*** Opening Supplied information ***
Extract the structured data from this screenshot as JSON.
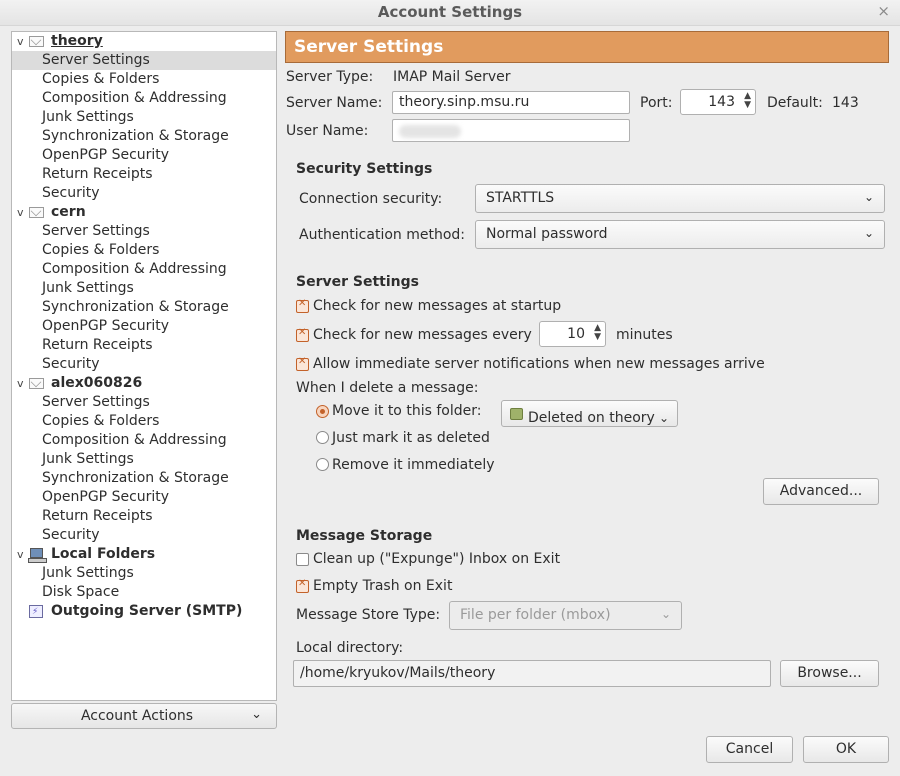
{
  "window": {
    "title": "Account Settings",
    "close_glyph": "×"
  },
  "tree": {
    "accounts": [
      {
        "name": "theory",
        "items": [
          "Server Settings",
          "Copies & Folders",
          "Composition & Addressing",
          "Junk Settings",
          "Synchronization & Storage",
          "OpenPGP Security",
          "Return Receipts",
          "Security"
        ]
      },
      {
        "name": "cern",
        "items": [
          "Server Settings",
          "Copies & Folders",
          "Composition & Addressing",
          "Junk Settings",
          "Synchronization & Storage",
          "OpenPGP Security",
          "Return Receipts",
          "Security"
        ]
      },
      {
        "name": "alex060826",
        "items": [
          "Server Settings",
          "Copies & Folders",
          "Composition & Addressing",
          "Junk Settings",
          "Synchronization & Storage",
          "OpenPGP Security",
          "Return Receipts",
          "Security"
        ]
      }
    ],
    "local": {
      "name": "Local Folders",
      "items": [
        "Junk Settings",
        "Disk Space"
      ]
    },
    "outgoing": "Outgoing Server (SMTP)",
    "selected": "theory / Server Settings"
  },
  "account_actions": {
    "label": "Account Actions",
    "chevron": "⌄"
  },
  "panel": {
    "header": "Server Settings",
    "server_type_label": "Server Type:",
    "server_type_value": "IMAP Mail Server",
    "server_name_label": "Server Name:",
    "server_name_value": "theory.sinp.msu.ru",
    "port_label": "Port:",
    "port_value": "143",
    "default_label": "Default:",
    "default_value": "143",
    "user_name_label": "User Name:",
    "user_name_value": ""
  },
  "security": {
    "title": "Security Settings",
    "connection_label": "Connection security:",
    "connection_value": "STARTTLS",
    "auth_label": "Authentication method:",
    "auth_value": "Normal password"
  },
  "server_settings": {
    "title": "Server Settings",
    "check_startup": {
      "label": "Check for new messages at startup",
      "checked": true
    },
    "check_every": {
      "label": "Check for new messages every",
      "checked": true,
      "value": "10",
      "unit": "minutes"
    },
    "allow_notify": {
      "label": "Allow immediate server notifications when new messages arrive",
      "checked": true
    },
    "delete_label": "When I delete a message:",
    "delete_options": {
      "move": {
        "label": "Move it to this folder:",
        "selected": true
      },
      "mark": {
        "label": "Just mark it as deleted",
        "selected": false
      },
      "remove": {
        "label": "Remove it immediately",
        "selected": false
      }
    },
    "folder_value": "Deleted on theory",
    "advanced_label": "Advanced..."
  },
  "storage": {
    "title": "Message Storage",
    "cleanup": {
      "label": "Clean up (\"Expunge\") Inbox on Exit",
      "checked": false
    },
    "empty_trash": {
      "label": "Empty Trash on Exit",
      "checked": true
    },
    "store_type_label": "Message Store Type:",
    "store_type_value": "File per folder (mbox)",
    "local_dir_label": "Local directory:",
    "local_dir_value": "/home/kryukov/Mails/theory",
    "browse_label": "Browse..."
  },
  "footer": {
    "cancel_label": "Cancel",
    "ok_label": "OK"
  },
  "colors": {
    "accent": "#e19b5e",
    "check": "#c3622a"
  }
}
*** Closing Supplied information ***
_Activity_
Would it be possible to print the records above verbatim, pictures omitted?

_Solution to the exercise_
Extract the structured data from this screenshot as JSON.
{
  "window": {
    "title": "Account Settings",
    "close_glyph": "×"
  },
  "tree": {
    "accounts": [
      {
        "name": "theory",
        "items": [
          "Server Settings",
          "Copies & Folders",
          "Composition & Addressing",
          "Junk Settings",
          "Synchronization & Storage",
          "OpenPGP Security",
          "Return Receipts",
          "Security"
        ]
      },
      {
        "name": "cern",
        "items": [
          "Server Settings",
          "Copies & Folders",
          "Composition & Addressing",
          "Junk Settings",
          "Synchronization & Storage",
          "OpenPGP Security",
          "Return Receipts",
          "Security"
        ]
      },
      {
        "name": "alex060826",
        "items": [
          "Server Settings",
          "Copies & Folders",
          "Composition & Addressing",
          "Junk Settings",
          "Synchronization & Storage",
          "OpenPGP Security",
          "Return Receipts",
          "Security"
        ]
      }
    ],
    "local": {
      "name": "Local Folders",
      "items": [
        "Junk Settings",
        "Disk Space"
      ]
    },
    "outgoing": "Outgoing Server (SMTP)",
    "selected": "theory / Server Settings"
  },
  "account_actions": {
    "label": "Account Actions",
    "chevron": "⌄"
  },
  "panel": {
    "header": "Server Settings",
    "server_type_label": "Server Type:",
    "server_type_value": "IMAP Mail Server",
    "server_name_label": "Server Name:",
    "server_name_value": "theory.sinp.msu.ru",
    "port_label": "Port:",
    "port_value": "143",
    "default_label": "Default:",
    "default_value": "143",
    "user_name_label": "User Name:",
    "user_name_value": ""
  },
  "security": {
    "title": "Security Settings",
    "connection_label": "Connection security:",
    "connection_value": "STARTTLS",
    "auth_label": "Authentication method:",
    "auth_value": "Normal password"
  },
  "server_settings": {
    "title": "Server Settings",
    "check_startup": {
      "label": "Check for new messages at startup",
      "checked": true
    },
    "check_every": {
      "label": "Check for new messages every",
      "checked": true,
      "value": "10",
      "unit": "minutes"
    },
    "allow_notify": {
      "label": "Allow immediate server notifications when new messages arrive",
      "checked": true
    },
    "delete_label": "When I delete a message:",
    "delete_options": {
      "move": {
        "label": "Move it to this folder:",
        "selected": true
      },
      "mark": {
        "label": "Just mark it as deleted",
        "selected": false
      },
      "remove": {
        "label": "Remove it immediately",
        "selected": false
      }
    },
    "folder_value": "Deleted on theory",
    "advanced_label": "Advanced..."
  },
  "storage": {
    "title": "Message Storage",
    "cleanup": {
      "label": "Clean up (\"Expunge\") Inbox on Exit",
      "checked": false
    },
    "empty_trash": {
      "label": "Empty Trash on Exit",
      "checked": true
    },
    "store_type_label": "Message Store Type:",
    "store_type_value": "File per folder (mbox)",
    "local_dir_label": "Local directory:",
    "local_dir_value": "/home/kryukov/Mails/theory",
    "browse_label": "Browse..."
  },
  "footer": {
    "cancel_label": "Cancel",
    "ok_label": "OK"
  },
  "colors": {
    "accent": "#e19b5e",
    "check": "#c3622a"
  }
}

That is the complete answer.